Romantica—a beloved MPLS + STPL band fronted by Ben Kyle that features a who’s who of the music scene—will be releasing their highly anticipated new album Shadowlands on Last Chance Records with a big show at the Fitzgerald Theater on February 4th.

Before the show, we quick checked in with Kyle on the band’s stacked lineup, their songwriting, and the (not so) surprising love of Gram Parsons.

Secrets of the City: How did the musicians in Romantica get lined up? It’s quite a supergroup of talent with the likes of “Danger” Dave Strahan, Tony Zaccardi, and other powerhouses.

Ben Kyle: Tony Zaccardi and I have been friends since I was 15. When I asked him to join Romantica he said no because he was in too many projects, but his wife told him to call me back immediately and say yes! We brought “Danger” Dave (Farewell Milwaukee) in when we wanted to add a second guitar to the live show. We met through the House of Mercy Band and a long time supporter and friend Erik Brandt. His first day with the band was on a session at Pachyderm, recording for the Minnesota Beatles Project. He completely nailed the part, tone and aesthetic and we new he was in for the long haul. Jayanthi Kyle (Gospel Machine) is married to my older brother and we’ve been singing together since we were kids. Ryan Lovan was drumming for Roma Di Luna when we did a short midwest tour with Roma and Trampled by Turtles back in 2011. Our previous drummer had literally just left and so we asked Ryan if he could fill those dates. He did, and he’s been filling ever since. Aaron Fabbrini (Ben Rosenbush, Sara Groves) is actually a session bass player who flies all over the country doing session work. He was picking up the pedal steel for fun when we did a bill with one of his bands and asked him to sit in. He started playing Daniel Lanois’s Here is What is for soundcheck and it was love at first sight.

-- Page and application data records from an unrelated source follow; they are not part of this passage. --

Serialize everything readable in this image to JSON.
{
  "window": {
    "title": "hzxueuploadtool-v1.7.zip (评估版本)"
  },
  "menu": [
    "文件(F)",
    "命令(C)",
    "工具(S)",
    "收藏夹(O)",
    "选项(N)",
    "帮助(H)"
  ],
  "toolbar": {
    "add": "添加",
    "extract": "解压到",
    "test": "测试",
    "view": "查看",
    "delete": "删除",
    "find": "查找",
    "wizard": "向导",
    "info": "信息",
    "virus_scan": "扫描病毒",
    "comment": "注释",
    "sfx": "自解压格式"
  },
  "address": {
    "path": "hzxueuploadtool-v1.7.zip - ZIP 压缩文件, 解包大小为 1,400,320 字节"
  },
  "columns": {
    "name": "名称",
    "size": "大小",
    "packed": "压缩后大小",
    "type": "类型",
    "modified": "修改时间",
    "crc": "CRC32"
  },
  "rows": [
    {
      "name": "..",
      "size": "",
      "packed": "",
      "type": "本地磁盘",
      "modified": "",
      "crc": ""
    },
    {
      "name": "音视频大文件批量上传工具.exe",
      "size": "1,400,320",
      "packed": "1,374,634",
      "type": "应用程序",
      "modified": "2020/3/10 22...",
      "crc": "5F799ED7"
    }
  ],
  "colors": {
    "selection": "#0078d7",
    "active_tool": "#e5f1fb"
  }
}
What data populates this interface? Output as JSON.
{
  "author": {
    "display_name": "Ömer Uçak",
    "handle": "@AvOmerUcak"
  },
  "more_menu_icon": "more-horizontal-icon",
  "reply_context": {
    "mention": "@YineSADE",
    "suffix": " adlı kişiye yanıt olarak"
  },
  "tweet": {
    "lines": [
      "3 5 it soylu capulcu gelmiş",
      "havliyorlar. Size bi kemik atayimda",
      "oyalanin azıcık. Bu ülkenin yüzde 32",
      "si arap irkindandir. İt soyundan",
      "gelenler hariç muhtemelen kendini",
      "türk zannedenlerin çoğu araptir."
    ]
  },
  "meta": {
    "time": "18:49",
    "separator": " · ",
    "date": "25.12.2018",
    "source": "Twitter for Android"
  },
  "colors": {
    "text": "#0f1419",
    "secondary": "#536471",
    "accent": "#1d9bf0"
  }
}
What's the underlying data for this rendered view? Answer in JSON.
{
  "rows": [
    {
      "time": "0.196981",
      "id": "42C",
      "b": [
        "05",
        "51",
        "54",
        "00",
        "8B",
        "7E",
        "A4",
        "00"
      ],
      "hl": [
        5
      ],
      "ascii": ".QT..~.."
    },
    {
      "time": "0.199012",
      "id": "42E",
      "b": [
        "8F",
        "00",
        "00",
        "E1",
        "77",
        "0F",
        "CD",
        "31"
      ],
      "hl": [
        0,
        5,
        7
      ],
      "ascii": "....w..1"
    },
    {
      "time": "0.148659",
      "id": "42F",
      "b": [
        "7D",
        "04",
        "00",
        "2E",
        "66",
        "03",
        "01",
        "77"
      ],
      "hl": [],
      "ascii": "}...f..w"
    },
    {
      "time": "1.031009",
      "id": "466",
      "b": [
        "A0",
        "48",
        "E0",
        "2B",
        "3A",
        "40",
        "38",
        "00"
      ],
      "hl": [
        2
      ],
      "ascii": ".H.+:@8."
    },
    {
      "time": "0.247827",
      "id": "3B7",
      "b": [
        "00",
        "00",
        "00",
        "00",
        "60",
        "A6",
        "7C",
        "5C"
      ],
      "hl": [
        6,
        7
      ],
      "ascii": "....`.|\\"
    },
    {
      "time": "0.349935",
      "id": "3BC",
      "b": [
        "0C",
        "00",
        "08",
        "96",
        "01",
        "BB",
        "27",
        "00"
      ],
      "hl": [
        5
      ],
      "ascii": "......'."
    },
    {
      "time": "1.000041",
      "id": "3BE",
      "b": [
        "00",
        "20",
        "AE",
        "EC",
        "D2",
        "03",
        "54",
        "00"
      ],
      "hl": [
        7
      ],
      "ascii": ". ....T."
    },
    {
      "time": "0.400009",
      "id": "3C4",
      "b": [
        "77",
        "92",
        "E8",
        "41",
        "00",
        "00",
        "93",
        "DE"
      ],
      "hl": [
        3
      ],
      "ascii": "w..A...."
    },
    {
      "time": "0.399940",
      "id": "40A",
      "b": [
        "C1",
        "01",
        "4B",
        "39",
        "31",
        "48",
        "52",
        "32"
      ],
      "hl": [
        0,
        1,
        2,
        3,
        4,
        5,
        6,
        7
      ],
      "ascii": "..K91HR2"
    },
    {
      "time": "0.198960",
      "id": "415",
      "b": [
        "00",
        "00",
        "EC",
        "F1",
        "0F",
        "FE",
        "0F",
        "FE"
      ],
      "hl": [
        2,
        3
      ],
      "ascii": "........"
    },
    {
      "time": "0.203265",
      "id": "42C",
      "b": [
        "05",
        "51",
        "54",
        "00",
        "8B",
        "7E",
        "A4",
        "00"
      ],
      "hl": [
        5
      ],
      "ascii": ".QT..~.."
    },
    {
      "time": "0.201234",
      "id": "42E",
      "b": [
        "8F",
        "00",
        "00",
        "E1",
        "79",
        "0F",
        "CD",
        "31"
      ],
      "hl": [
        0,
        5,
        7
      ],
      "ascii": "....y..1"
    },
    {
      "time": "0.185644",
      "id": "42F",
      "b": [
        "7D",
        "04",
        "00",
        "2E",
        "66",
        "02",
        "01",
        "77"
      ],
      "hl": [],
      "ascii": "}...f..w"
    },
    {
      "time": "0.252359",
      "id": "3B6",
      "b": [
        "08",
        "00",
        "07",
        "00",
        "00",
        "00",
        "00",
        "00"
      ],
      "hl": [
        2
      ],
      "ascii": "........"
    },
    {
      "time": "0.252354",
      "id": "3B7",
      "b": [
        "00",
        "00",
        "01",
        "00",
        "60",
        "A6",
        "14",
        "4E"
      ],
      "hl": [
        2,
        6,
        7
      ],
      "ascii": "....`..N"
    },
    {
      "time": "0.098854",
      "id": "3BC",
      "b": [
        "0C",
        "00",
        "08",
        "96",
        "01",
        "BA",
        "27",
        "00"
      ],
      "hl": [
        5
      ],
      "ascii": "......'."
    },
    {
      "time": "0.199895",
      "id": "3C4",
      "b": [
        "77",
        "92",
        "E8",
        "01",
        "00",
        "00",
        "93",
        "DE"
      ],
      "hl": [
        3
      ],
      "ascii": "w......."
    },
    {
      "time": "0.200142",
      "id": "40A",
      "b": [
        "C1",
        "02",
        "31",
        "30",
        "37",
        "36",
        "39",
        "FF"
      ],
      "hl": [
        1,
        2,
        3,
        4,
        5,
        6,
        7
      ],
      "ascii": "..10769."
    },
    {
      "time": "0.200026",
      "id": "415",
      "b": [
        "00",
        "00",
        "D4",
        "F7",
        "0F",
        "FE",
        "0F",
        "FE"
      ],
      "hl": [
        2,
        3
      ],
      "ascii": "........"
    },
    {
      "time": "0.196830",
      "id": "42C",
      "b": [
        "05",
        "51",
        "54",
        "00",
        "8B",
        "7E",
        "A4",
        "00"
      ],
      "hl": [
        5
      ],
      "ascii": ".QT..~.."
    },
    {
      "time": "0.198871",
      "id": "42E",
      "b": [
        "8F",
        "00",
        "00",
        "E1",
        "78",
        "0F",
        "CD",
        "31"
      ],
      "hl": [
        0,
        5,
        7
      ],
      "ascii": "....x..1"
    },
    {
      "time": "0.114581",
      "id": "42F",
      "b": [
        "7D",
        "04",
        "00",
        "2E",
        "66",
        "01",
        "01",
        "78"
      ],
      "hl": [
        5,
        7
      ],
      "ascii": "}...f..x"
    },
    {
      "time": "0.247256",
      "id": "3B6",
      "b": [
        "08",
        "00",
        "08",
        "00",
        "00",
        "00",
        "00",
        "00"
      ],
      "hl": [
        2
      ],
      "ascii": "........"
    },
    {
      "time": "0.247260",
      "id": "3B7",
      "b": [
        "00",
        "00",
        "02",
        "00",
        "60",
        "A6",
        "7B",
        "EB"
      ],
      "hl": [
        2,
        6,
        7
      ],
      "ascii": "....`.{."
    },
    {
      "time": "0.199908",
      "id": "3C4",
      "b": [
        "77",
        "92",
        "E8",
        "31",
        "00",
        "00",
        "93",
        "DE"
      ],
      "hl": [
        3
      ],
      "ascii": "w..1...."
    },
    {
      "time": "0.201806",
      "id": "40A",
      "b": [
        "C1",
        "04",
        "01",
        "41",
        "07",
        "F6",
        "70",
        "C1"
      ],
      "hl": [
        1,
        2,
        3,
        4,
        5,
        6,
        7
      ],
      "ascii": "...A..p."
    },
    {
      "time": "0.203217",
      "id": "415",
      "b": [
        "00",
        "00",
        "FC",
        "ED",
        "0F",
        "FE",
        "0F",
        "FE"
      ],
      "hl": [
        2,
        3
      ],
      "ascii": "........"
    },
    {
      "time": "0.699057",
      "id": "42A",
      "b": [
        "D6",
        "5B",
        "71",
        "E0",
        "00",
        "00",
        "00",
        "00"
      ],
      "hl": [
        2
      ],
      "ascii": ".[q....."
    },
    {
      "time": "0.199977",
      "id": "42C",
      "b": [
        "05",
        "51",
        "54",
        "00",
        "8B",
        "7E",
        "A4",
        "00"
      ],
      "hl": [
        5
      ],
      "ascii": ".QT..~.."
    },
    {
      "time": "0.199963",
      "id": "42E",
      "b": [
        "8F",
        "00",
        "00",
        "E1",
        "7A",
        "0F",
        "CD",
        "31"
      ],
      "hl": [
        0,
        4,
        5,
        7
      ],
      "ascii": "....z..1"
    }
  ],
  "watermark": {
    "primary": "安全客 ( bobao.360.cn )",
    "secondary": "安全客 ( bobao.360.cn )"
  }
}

What’s the relationship of songwriting to sound for a band like Romantica? Is a layered, harmonious, and at times haunting song like “Harder to Hear” written first and then the sound built off of the lyrics and melodies?

Typically yes. I bring the words and melody in skeletal form to the band and then we work out the landscape together. But on Shadowlands we experimented a bit with writing together. “Here it Comes” for example, started with a steel lick that Aaron brought and everything else was inspired from there, in the moment. We recorded as we were writing it and the 3rd or 4th take is what ended up on the record.

Both Romantica and Ben Kyle are at an interesting place career-wise right now, sort of at the upper levels of local success. What goals—artistic, commercial, or otherwise—do you have for Shadowlands? And following it?

My goal is to give life to the world, however that can happen. If the music does that and there continues to be opportunities to do it, then I think we will.

We’re into the Gram Parsons tribute song, will the band be playing the Fitz show in custom-made nudie suits? Please say yes.

Most definitely! Yes, I still remember when I discovered Gram for the first time. I was driving home from half-price books where I had just picked up my first Gram Parsons compilation. It was the middle of summer and I had the windows rolled down in my navy blue cutlass station wagon and the speakers were blaring. I was thinking to myself, “I’ve been looking for this sound all my life and I didn’t even know it existed!” I was euphoric. I soon read Gram’s biography and was heartbroken that he died so young and I would never get to hear him sing. O Lord, My Lord, no angel had a voice could ring like that!

Tickets are still available to the release show at the Fitzgerald on Feb 4th. Photo credit Nicole McCoy Photography.